[Interface dataset entries]
- Opening Delimiter -

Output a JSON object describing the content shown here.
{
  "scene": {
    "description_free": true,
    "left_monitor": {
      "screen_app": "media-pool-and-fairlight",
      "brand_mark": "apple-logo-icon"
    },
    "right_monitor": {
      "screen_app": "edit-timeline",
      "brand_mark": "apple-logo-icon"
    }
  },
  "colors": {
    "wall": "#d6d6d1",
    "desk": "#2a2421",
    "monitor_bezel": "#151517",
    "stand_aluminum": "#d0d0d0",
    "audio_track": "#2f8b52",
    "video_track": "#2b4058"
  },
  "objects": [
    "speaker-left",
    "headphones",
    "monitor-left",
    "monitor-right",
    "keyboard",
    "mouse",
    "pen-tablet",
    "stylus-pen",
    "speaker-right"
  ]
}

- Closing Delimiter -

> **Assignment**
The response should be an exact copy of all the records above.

> **Finished exercise**
Output a JSON object describing the content shown here.
{
  "scene": {
    "description_free": true,
    "left_monitor": {
      "screen_app": "media-pool-and-fairlight",
      "brand_mark": "apple-logo-icon"
    },
    "right_monitor": {
      "screen_app": "edit-timeline",
      "brand_mark": "apple-logo-icon"
    }
  },
  "colors": {
    "wall": "#d6d6d1",
    "desk": "#2a2421",
    "monitor_bezel": "#151517",
    "stand_aluminum": "#d0d0d0",
    "audio_track": "#2f8b52",
    "video_track": "#2b4058"
  },
  "objects": [
    "speaker-left",
    "headphones",
    "monitor-left",
    "monitor-right",
    "keyboard",
    "mouse",
    "pen-tablet",
    "stylus-pen",
    "speaker-right"
  ]
}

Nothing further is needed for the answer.